SUPPLIED RECORDS: Begin
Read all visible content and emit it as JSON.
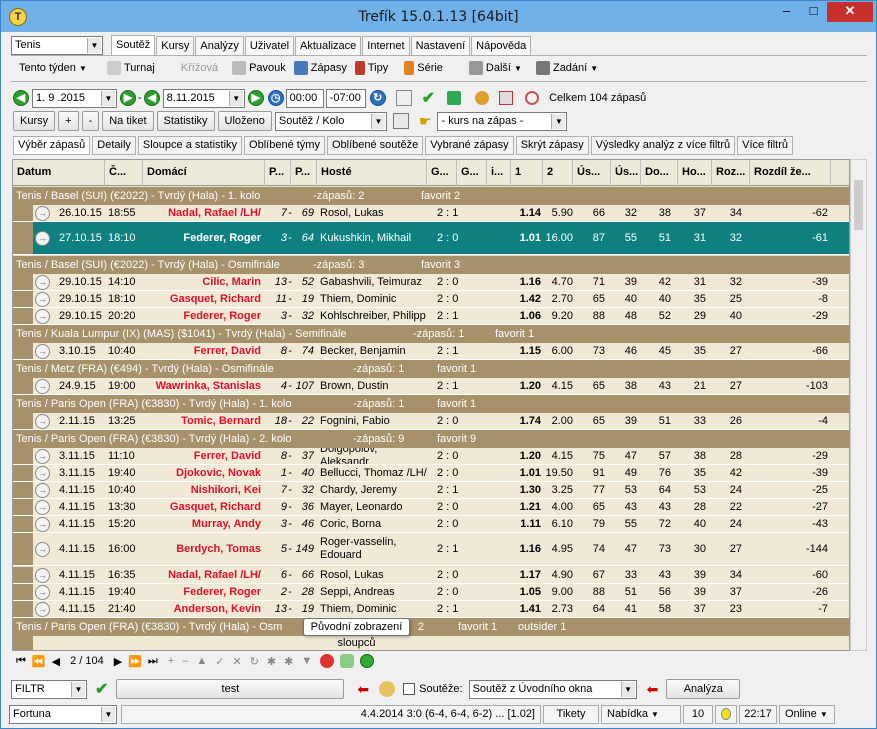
{
  "window": {
    "title": "Trefík 15.0.1.13 [64bit]"
  },
  "toolbar1": {
    "sport": "Tenis",
    "tabs": [
      "Soutěž",
      "Kursy",
      "Analýzy",
      "Uživatel",
      "Aktualizace",
      "Internet",
      "Nastavení",
      "Nápověda"
    ]
  },
  "toolbar2": {
    "period": "Tento týden",
    "turnaj": "Turnaj",
    "krizova": "Křížová",
    "pavouk": "Pavouk",
    "zapasy": "Zápasy",
    "tipy": "Tipy",
    "serie": "Série",
    "dalsi": "Další",
    "zadani": "Zadání"
  },
  "datebar": {
    "date_from": " 1. 9 .2015",
    "date_to": " 8.11.2015",
    "time_from": "00:00",
    "time_to": "-07:00",
    "total": "Celkem 104 zápasů"
  },
  "buttonbar": {
    "kursy": "Kursy",
    "plus": "+",
    "minus": "-",
    "na_tiket": "Na tiket",
    "statistiky": "Statistiky",
    "ulozeno": "Uloženo",
    "soutez_kolo": "Soutěž / Kolo",
    "kurs_na_zapas": "- kurs na zápas -"
  },
  "subtabs": [
    "Výběr zápasů",
    "Detaily",
    "Sloupce a statistiky",
    "Oblíbené týmy",
    "Oblíbené soutěže",
    "Vybrané zápasy",
    "Skrýt zápasy",
    "Výsledky analýz z více filtrů",
    "Více filtrů"
  ],
  "columns": [
    "Datum",
    "Č...",
    "Domácí",
    "P...",
    "P...",
    "Hosté",
    "G...",
    "G...",
    "i...",
    "1",
    "2",
    "Ús...",
    "Ús...",
    "Do...",
    "Ho...",
    "Roz...",
    "Rozdíl že..."
  ],
  "groups": [
    {
      "label": "Tenis / Basel (SUI)  (€2022) - Tvrdý (Hala) - 1. kolo",
      "count": "-zápasů: 2",
      "fav": "favorit 2",
      "out": ""
    },
    {
      "label": "Tenis / Basel (SUI)  (€2022) - Tvrdý (Hala) - Osmifinále",
      "count": "-zápasů: 3",
      "fav": "favorit 3",
      "out": ""
    },
    {
      "label": "Tenis / Kuala Lumpur (IX) (MAS)  ($1041) - Tvrdý (Hala) - Semifinále",
      "count": "-zápasů: 1",
      "fav": "favorit 1",
      "out": ""
    },
    {
      "label": "Tenis / Metz (FRA)  (€494) - Tvrdý (Hala) - Osmifinále",
      "count": "-zápasů: 1",
      "fav": "favorit 1",
      "out": ""
    },
    {
      "label": "Tenis / Paris Open (FRA)  (€3830) - Tvrdý (Hala) - 1. kolo",
      "count": "-zápasů: 1",
      "fav": "favorit 1",
      "out": ""
    },
    {
      "label": "Tenis / Paris Open (FRA)  (€3830) - Tvrdý (Hala) - 2. kolo",
      "count": "-zápasů: 9",
      "fav": "favorit 9",
      "out": ""
    },
    {
      "label": "Tenis / Paris Open (FRA)  (€3830) - Tvrdý (Hala) - Osm",
      "count": "2",
      "fav": "favorit 1",
      "out": "outsider 1"
    }
  ],
  "matches": [
    {
      "d": "26.10.15",
      "t": "18:55",
      "home": "Nadal, Rafael /LH/",
      "p1": "7",
      "p2": "69",
      "away": "Rosol, Lukas",
      "score": "2 : 1",
      "k1": "1.14",
      "k2": "5.90",
      "u1": "66",
      "u2": "32",
      "do": "38",
      "ho": "37",
      "roz": "34",
      "rz": "-62"
    },
    {
      "d": "27.10.15",
      "t": "18:10",
      "home": "Federer, Roger",
      "p1": "3",
      "p2": "64",
      "away": "Kukushkin, Mikhail",
      "score": "2 : 0",
      "k1": "1.01",
      "k2": "16.00",
      "u1": "87",
      "u2": "55",
      "do": "51",
      "ho": "31",
      "roz": "32",
      "rz": "-61"
    },
    {
      "d": "29.10.15",
      "t": "14:10",
      "home": "Cilic, Marin",
      "p1": "13",
      "p2": "52",
      "away": "Gabashvili, Teimuraz",
      "score": "2 : 0",
      "k1": "1.16",
      "k2": "4.70",
      "u1": "71",
      "u2": "39",
      "do": "42",
      "ho": "31",
      "roz": "32",
      "rz": "-39"
    },
    {
      "d": "29.10.15",
      "t": "18:10",
      "home": "Gasquet, Richard",
      "p1": "11",
      "p2": "19",
      "away": "Thiem, Dominic",
      "score": "2 : 0",
      "k1": "1.42",
      "k2": "2.70",
      "u1": "65",
      "u2": "40",
      "do": "40",
      "ho": "35",
      "roz": "25",
      "rz": "-8"
    },
    {
      "d": "29.10.15",
      "t": "20:20",
      "home": "Federer, Roger",
      "p1": "3",
      "p2": "32",
      "away": "Kohlschreiber, Philipp",
      "score": "2 : 1",
      "k1": "1.06",
      "k2": "9.20",
      "u1": "88",
      "u2": "48",
      "do": "52",
      "ho": "29",
      "roz": "40",
      "rz": "-29"
    },
    {
      "d": "3.10.15",
      "t": "10:40",
      "home": "Ferrer, David",
      "p1": "8",
      "p2": "74",
      "away": "Becker, Benjamin",
      "score": "2 : 1",
      "k1": "1.15",
      "k2": "6.00",
      "u1": "73",
      "u2": "46",
      "do": "45",
      "ho": "35",
      "roz": "27",
      "rz": "-66"
    },
    {
      "d": "24.9.15",
      "t": "19:00",
      "home": "Wawrinka, Stanislas",
      "p1": "4",
      "p2": "107",
      "away": "Brown, Dustin",
      "score": "2 : 1",
      "k1": "1.20",
      "k2": "4.15",
      "u1": "65",
      "u2": "38",
      "do": "43",
      "ho": "21",
      "roz": "27",
      "rz": "-103"
    },
    {
      "d": "2.11.15",
      "t": "13:25",
      "home": "Tomic, Bernard",
      "p1": "18",
      "p2": "22",
      "away": "Fognini, Fabio",
      "score": "2 : 0",
      "k1": "1.74",
      "k2": "2.00",
      "u1": "65",
      "u2": "39",
      "do": "51",
      "ho": "33",
      "roz": "26",
      "rz": "-4"
    },
    {
      "d": "3.11.15",
      "t": "11:10",
      "home": "Ferrer, David",
      "p1": "8",
      "p2": "37",
      "away": "Dolgopolov, Aleksandr",
      "score": "2 : 0",
      "k1": "1.20",
      "k2": "4.15",
      "u1": "75",
      "u2": "47",
      "do": "57",
      "ho": "38",
      "roz": "28",
      "rz": "-29"
    },
    {
      "d": "3.11.15",
      "t": "19:40",
      "home": "Djokovic, Novak",
      "p1": "1",
      "p2": "40",
      "away": "Bellucci, Thomaz /LH/",
      "score": "2 : 0",
      "k1": "1.01",
      "k2": "19.50",
      "u1": "91",
      "u2": "49",
      "do": "76",
      "ho": "35",
      "roz": "42",
      "rz": "-39"
    },
    {
      "d": "4.11.15",
      "t": "10:40",
      "home": "Nishikori, Kei",
      "p1": "7",
      "p2": "32",
      "away": "Chardy, Jeremy",
      "score": "2 : 1",
      "k1": "1.30",
      "k2": "3.25",
      "u1": "77",
      "u2": "53",
      "do": "64",
      "ho": "53",
      "roz": "24",
      "rz": "-25"
    },
    {
      "d": "4.11.15",
      "t": "13:30",
      "home": "Gasquet, Richard",
      "p1": "9",
      "p2": "36",
      "away": "Mayer, Leonardo",
      "score": "2 : 0",
      "k1": "1.21",
      "k2": "4.00",
      "u1": "65",
      "u2": "43",
      "do": "43",
      "ho": "28",
      "roz": "22",
      "rz": "-27"
    },
    {
      "d": "4.11.15",
      "t": "15:20",
      "home": "Murray, Andy",
      "p1": "3",
      "p2": "46",
      "away": "Coric, Borna",
      "score": "2 : 0",
      "k1": "1.11",
      "k2": "6.10",
      "u1": "79",
      "u2": "55",
      "do": "72",
      "ho": "40",
      "roz": "24",
      "rz": "-43"
    },
    {
      "d": "4.11.15",
      "t": "16:00",
      "home": "Berdych, Tomas",
      "p1": "5",
      "p2": "149",
      "away": "Roger-vasselin, Edouard",
      "score": "2 : 1",
      "k1": "1.16",
      "k2": "4.95",
      "u1": "74",
      "u2": "47",
      "do": "73",
      "ho": "30",
      "roz": "27",
      "rz": "-144"
    },
    {
      "d": "4.11.15",
      "t": "16:35",
      "home": "Nadal, Rafael /LH/",
      "p1": "6",
      "p2": "66",
      "away": "Rosol, Lukas",
      "score": "2 : 0",
      "k1": "1.17",
      "k2": "4.90",
      "u1": "67",
      "u2": "33",
      "do": "43",
      "ho": "39",
      "roz": "34",
      "rz": "-60"
    },
    {
      "d": "4.11.15",
      "t": "19:40",
      "home": "Federer, Roger",
      "p1": "2",
      "p2": "28",
      "away": "Seppi, Andreas",
      "score": "2 : 0",
      "k1": "1.05",
      "k2": "9.00",
      "u1": "88",
      "u2": "51",
      "do": "56",
      "ho": "39",
      "roz": "37",
      "rz": "-26"
    },
    {
      "d": "4.11.15",
      "t": "21:40",
      "home": "Anderson, Kevin",
      "p1": "13",
      "p2": "19",
      "away": "Thiem, Dominic",
      "score": "2 : 1",
      "k1": "1.41",
      "k2": "2.73",
      "u1": "64",
      "u2": "41",
      "do": "58",
      "ho": "37",
      "roz": "23",
      "rz": "-7"
    }
  ],
  "nav": {
    "page": "2 / 104"
  },
  "tooltip": "Původní zobrazení sloupců",
  "bottom": {
    "filtr": "FILTR",
    "test": "test",
    "soutez_label": "Soutěže:",
    "soutez_value": "Soutěž z Úvodního okna",
    "analyza": "Analýza"
  },
  "status": {
    "fortuna": "Fortuna",
    "info": "4.4.2014 3:0 (6-4, 6-4, 6-2) ... [1.02]",
    "tikety": "Tikety",
    "nabidka": "Nabídka",
    "num": "10",
    "time": "22:17",
    "online": "Online"
  }
}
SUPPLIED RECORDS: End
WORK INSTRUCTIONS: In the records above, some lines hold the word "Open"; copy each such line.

SOLUTION BELOW:
      "label": "Tenis / Paris Open (FRA)  (€3830) - Tvrdý (Hala) - 1. kolo",
      "label": "Tenis / Paris Open (FRA)  (€3830) - Tvrdý (Hala) - 2. kolo",
      "label": "Tenis / Paris Open (FRA)  (€3830) - Tvrdý (Hala) - Osm",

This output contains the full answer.